Start of Block
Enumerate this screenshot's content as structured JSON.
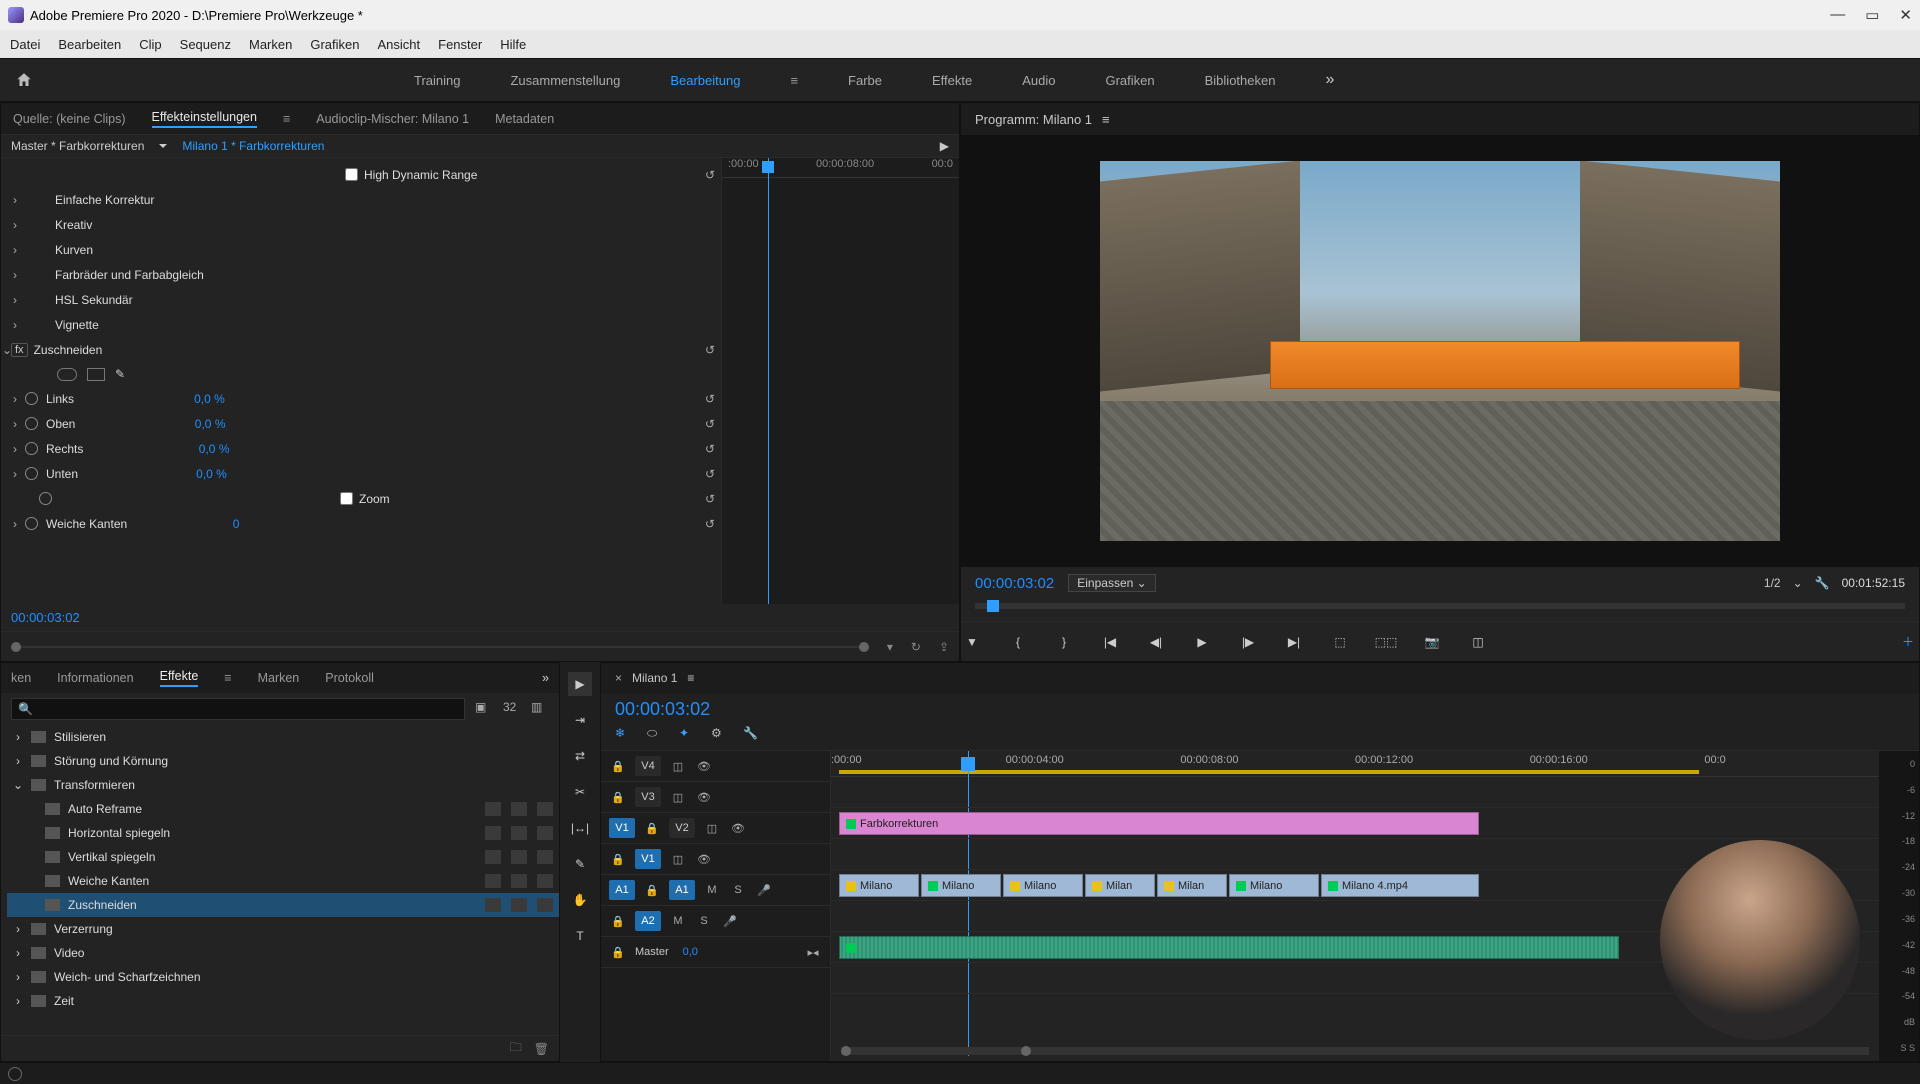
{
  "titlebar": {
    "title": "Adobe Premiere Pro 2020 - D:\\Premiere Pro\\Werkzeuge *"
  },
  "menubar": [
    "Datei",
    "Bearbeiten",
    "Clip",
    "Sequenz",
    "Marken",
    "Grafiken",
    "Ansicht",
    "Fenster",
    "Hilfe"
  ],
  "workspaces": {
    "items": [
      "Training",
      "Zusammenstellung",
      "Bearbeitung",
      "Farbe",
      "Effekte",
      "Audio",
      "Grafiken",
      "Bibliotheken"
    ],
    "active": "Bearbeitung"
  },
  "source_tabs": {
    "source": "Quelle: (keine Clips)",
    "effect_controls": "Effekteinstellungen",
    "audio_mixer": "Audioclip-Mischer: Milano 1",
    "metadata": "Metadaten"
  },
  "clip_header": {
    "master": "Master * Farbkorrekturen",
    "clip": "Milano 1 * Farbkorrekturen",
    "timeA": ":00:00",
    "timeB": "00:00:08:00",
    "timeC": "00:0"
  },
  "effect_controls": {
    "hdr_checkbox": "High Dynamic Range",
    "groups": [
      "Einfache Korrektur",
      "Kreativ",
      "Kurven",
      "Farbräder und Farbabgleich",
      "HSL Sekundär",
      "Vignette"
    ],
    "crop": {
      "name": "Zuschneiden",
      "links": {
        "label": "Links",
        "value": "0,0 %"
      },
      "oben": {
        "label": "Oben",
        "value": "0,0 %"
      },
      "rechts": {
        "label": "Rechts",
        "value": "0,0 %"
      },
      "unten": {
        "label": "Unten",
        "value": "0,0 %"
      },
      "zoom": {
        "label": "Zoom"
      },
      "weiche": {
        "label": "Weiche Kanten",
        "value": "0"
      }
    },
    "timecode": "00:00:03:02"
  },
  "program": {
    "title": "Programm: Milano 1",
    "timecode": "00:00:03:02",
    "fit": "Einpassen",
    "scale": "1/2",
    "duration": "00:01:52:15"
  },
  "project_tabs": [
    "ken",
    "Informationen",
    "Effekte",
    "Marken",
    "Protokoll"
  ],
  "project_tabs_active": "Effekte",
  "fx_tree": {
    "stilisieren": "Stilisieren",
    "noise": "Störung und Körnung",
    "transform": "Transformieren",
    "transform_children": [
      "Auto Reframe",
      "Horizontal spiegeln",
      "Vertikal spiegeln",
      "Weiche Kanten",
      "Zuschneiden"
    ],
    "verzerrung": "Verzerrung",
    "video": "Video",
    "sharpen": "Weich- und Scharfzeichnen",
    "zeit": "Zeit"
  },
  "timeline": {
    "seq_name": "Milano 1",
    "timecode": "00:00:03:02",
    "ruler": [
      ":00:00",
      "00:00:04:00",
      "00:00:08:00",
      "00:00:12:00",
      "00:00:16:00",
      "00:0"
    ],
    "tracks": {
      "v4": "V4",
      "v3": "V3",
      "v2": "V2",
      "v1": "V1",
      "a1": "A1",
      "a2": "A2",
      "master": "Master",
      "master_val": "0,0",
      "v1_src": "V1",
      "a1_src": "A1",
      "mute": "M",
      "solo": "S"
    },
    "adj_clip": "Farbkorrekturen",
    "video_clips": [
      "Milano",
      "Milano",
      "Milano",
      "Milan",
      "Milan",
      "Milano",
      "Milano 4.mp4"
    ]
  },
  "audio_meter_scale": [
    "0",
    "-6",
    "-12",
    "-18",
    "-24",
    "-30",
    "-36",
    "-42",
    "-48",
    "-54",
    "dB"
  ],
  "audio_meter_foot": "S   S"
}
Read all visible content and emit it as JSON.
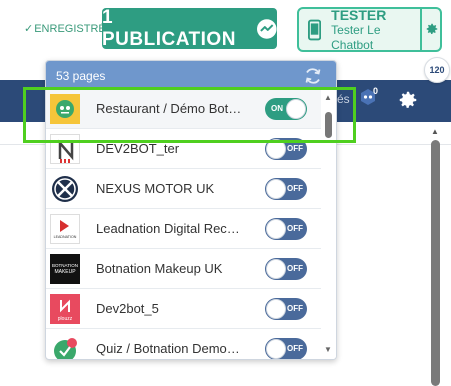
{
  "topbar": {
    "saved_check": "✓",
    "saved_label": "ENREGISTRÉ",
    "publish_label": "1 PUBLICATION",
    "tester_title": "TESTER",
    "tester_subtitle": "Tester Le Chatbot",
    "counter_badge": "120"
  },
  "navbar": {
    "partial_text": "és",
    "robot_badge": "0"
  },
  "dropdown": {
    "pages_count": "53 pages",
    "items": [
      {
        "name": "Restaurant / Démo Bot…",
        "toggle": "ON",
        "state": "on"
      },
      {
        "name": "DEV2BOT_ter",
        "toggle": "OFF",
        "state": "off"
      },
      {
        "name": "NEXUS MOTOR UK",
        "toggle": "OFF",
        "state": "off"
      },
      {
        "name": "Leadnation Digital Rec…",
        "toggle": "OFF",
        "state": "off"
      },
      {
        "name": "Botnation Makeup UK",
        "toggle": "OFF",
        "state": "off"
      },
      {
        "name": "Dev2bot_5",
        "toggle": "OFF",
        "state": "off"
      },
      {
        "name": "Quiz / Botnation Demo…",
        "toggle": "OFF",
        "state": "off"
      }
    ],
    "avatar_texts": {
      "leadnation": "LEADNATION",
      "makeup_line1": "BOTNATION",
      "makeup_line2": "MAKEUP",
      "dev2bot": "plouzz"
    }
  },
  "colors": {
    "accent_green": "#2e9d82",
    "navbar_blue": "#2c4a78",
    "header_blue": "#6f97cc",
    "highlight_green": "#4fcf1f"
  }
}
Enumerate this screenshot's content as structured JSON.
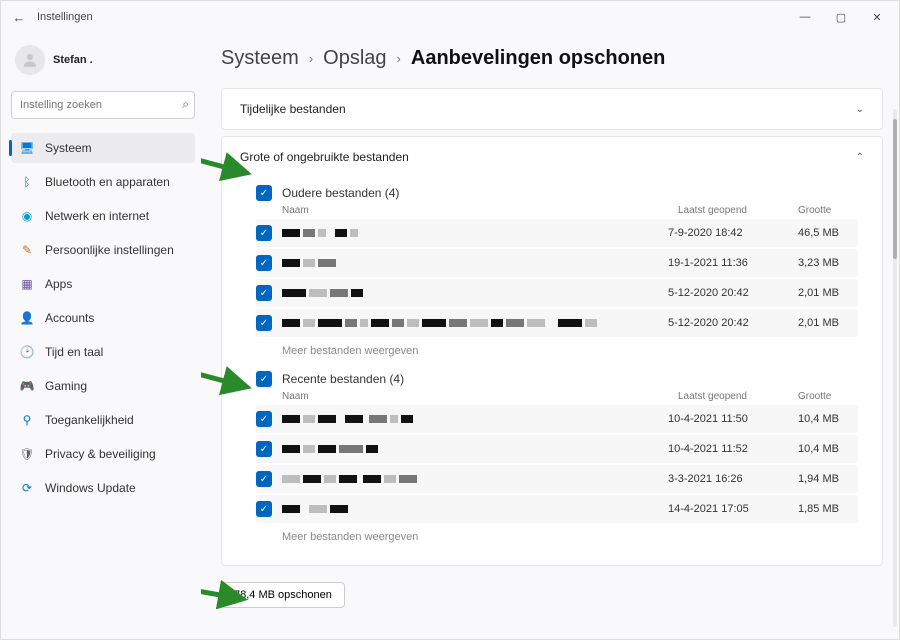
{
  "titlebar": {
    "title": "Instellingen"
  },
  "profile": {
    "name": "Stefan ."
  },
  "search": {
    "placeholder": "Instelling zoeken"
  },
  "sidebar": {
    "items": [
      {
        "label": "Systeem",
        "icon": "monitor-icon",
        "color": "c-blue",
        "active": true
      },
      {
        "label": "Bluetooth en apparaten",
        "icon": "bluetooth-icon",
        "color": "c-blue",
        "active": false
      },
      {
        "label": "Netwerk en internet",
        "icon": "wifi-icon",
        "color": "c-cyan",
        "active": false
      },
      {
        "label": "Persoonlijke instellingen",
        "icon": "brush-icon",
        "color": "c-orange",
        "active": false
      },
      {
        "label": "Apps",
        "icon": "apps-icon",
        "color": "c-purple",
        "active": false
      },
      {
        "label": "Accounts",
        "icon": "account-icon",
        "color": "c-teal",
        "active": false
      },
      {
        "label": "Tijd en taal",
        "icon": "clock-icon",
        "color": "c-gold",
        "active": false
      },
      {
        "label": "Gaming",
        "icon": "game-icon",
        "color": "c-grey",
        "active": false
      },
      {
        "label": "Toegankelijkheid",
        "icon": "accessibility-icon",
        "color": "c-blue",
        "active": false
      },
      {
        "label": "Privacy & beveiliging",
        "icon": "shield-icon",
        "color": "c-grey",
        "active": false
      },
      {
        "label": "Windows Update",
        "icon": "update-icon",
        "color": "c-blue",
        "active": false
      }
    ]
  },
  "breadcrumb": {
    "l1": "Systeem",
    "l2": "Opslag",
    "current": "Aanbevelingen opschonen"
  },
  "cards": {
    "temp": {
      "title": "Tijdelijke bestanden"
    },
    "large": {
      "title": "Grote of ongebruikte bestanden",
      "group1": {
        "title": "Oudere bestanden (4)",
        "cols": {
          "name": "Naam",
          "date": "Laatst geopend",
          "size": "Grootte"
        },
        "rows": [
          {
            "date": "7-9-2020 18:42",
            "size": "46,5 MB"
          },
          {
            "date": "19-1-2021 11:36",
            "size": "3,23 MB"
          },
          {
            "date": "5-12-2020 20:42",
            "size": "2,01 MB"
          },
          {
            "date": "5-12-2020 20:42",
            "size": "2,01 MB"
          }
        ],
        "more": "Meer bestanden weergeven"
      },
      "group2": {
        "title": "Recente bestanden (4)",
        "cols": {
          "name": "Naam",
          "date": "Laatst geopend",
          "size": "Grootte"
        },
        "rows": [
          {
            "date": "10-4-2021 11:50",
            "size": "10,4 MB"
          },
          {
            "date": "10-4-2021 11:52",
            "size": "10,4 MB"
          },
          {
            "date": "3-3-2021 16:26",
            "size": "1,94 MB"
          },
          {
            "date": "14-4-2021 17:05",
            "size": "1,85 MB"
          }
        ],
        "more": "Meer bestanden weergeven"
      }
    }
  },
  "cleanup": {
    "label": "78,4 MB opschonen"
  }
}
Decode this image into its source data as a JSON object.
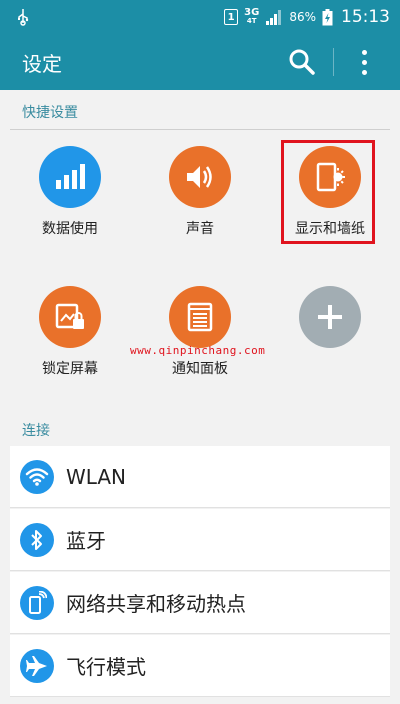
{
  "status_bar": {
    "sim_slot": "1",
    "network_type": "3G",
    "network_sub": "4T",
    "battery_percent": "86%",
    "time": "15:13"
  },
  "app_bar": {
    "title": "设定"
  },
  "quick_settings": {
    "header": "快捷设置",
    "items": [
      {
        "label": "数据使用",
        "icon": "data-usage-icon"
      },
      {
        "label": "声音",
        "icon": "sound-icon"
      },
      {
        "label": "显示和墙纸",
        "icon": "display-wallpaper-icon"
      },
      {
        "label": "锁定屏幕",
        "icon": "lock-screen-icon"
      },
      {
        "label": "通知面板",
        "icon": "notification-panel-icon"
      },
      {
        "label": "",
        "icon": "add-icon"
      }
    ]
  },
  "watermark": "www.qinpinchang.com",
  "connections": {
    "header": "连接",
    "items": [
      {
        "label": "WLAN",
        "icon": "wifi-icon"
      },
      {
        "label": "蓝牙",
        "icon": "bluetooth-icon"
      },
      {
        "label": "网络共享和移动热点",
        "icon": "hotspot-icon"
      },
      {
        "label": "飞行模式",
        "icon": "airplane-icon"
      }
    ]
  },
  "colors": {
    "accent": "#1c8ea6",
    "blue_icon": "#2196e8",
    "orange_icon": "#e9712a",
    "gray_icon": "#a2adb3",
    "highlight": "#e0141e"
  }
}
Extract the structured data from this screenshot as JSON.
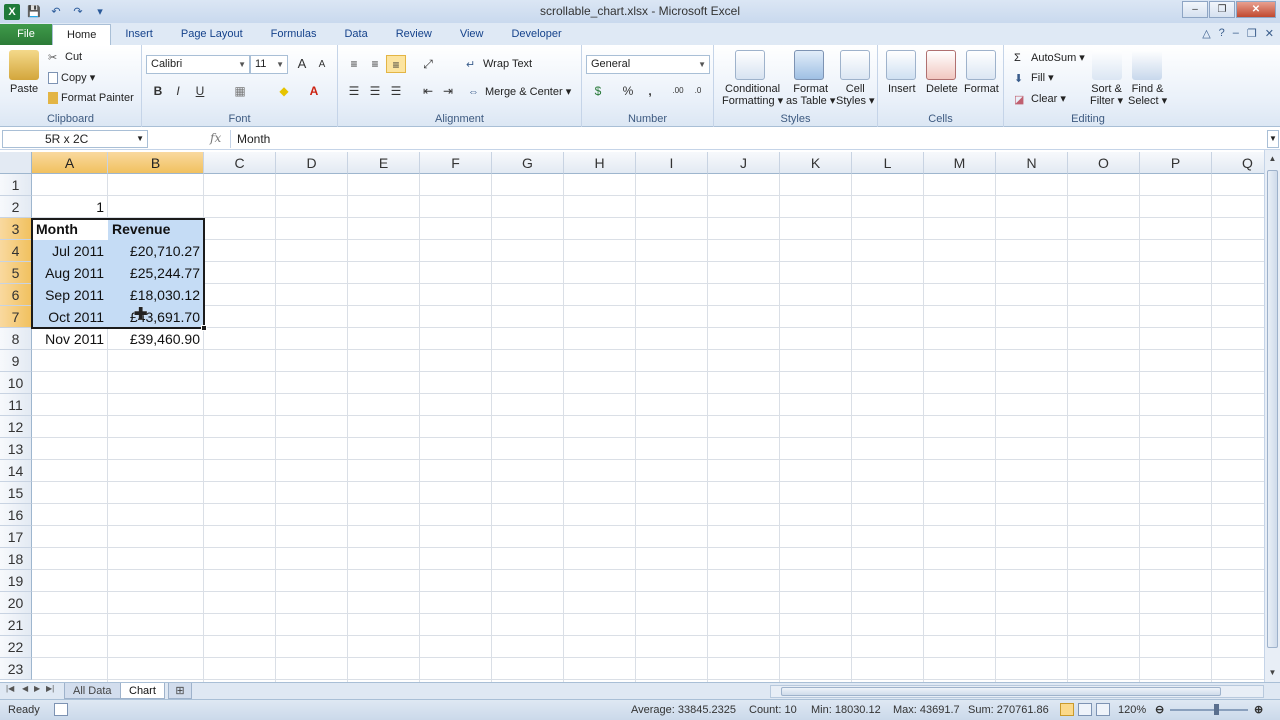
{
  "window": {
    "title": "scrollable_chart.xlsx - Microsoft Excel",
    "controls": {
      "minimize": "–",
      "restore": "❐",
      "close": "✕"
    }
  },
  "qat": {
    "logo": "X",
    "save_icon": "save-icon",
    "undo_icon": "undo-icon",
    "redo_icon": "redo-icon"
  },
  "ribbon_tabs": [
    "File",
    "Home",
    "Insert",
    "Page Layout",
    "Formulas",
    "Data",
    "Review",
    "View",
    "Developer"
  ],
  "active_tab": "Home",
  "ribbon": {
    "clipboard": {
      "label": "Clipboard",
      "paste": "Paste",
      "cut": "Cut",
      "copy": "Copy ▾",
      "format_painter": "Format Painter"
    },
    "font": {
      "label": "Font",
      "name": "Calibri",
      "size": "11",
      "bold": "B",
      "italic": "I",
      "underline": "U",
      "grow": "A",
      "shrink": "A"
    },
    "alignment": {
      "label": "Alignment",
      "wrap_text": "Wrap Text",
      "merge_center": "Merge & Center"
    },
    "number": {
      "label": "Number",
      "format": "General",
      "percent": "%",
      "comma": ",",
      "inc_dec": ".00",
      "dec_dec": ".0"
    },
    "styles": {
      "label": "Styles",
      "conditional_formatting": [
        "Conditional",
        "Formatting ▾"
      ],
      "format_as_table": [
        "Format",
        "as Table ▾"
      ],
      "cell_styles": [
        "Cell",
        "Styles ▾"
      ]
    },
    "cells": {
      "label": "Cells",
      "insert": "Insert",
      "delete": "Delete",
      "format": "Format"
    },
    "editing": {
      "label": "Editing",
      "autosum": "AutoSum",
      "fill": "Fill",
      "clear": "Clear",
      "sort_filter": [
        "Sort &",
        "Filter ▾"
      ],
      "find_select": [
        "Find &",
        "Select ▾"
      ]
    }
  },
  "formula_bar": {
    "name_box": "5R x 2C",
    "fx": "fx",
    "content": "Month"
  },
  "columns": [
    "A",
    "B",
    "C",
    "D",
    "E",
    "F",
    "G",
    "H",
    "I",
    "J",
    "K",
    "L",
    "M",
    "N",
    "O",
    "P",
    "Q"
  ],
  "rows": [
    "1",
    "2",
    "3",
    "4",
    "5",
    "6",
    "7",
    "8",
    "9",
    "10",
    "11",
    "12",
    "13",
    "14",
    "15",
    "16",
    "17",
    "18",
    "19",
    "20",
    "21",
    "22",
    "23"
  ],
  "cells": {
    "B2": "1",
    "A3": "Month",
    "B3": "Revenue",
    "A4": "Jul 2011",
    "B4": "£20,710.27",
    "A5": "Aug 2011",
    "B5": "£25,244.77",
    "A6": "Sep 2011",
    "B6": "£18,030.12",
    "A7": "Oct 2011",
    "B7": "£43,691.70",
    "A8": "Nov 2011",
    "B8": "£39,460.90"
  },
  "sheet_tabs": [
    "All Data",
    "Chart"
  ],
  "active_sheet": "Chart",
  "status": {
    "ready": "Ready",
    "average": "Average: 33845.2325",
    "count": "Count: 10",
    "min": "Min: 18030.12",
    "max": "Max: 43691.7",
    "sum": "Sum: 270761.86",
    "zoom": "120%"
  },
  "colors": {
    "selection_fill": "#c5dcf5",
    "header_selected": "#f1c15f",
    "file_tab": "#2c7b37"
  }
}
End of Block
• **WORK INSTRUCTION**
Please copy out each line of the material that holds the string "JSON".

• **TASK SOLUTION**
Enumerate this screenshot's content as structured JSON.
Read all visible content and emit it as JSON.
Enumerate this screenshot's content as structured JSON.
Decode this image into its source data as a JSON object.
Extract the structured data from this screenshot as JSON.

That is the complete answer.